- Polyneuropathy. Numbness, tingling and weakness in your legs — and over time, maybe in your hands — and difficulty breathing. This is an essential feature in the diagnosis of POEMS syndrome.
- Organomegaly. Enlarged spleen, liver or lymph nodes.
- Endocrinopathy/edema. Abnormal hormone levels that can result in an underactive thyroid (hypothyroidism), diabetes, sexual problems, fatigue, swelling in your limbs, and problems with metabolism and other essential functions.
- Monoclonal-protein. Abnormal bone marrow cells (plasma cells) that produce a protein (monoclonal protein) that can be found in the bloodstream. This is an essential feature in the diagnosis of POEMS syndrome. Monoclonal-protein is often associated with unusual bone hardening or thickening.
- Skin changes. More color than normal on your skin, red spots, possibly thicker skin, and increased facial or leg hair.
The cause of POEMS syndrome isn't known. But people with POEMS syndrome have an increased number of plasma cells. These cells produce an abnormal amount of a type of protein, which can damage other parts of the body.
POEMS syndrome can be misdiagnosed because the signs and symptoms mimic those of other disorders. POEMS syndrome progresses rapidly without treatment and can become life-threatening, so early diagnosis is important.

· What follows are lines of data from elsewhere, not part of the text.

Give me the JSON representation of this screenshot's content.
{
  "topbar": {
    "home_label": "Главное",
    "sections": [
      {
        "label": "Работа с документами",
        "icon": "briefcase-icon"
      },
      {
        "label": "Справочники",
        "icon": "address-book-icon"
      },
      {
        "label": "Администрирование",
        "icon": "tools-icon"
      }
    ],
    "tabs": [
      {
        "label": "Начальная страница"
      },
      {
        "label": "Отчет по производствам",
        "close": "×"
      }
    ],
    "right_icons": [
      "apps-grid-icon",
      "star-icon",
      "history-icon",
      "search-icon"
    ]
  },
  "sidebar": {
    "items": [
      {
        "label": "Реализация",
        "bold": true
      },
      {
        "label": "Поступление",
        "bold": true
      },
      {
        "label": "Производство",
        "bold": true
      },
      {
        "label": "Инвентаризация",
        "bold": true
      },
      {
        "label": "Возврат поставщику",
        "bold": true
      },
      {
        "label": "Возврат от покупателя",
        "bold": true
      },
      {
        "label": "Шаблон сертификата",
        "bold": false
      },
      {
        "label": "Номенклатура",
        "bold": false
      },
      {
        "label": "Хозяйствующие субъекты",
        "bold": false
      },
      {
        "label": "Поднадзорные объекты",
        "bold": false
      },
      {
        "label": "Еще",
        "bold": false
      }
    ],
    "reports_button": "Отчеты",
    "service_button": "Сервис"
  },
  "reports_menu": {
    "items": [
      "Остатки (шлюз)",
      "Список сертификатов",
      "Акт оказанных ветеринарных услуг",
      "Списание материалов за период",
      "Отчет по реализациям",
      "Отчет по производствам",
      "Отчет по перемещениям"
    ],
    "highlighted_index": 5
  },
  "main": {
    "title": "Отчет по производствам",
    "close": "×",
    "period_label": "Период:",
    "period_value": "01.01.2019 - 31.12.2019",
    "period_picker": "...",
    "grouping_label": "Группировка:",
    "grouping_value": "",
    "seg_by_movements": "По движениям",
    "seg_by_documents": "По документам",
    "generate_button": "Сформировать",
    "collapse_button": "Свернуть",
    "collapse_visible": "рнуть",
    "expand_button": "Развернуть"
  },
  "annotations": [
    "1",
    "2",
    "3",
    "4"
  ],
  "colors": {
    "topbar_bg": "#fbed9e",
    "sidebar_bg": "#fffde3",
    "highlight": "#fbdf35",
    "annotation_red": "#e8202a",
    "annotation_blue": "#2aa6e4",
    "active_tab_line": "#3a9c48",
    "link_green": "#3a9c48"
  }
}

Treatment for POEMS syndrome might improve your symptoms but doesn't cure the condition. Treatment options include radiation therapy, chemotherapy and stem cell transplant. The outlook for people with POEMS syndrome has improved greatly over the past decade or so.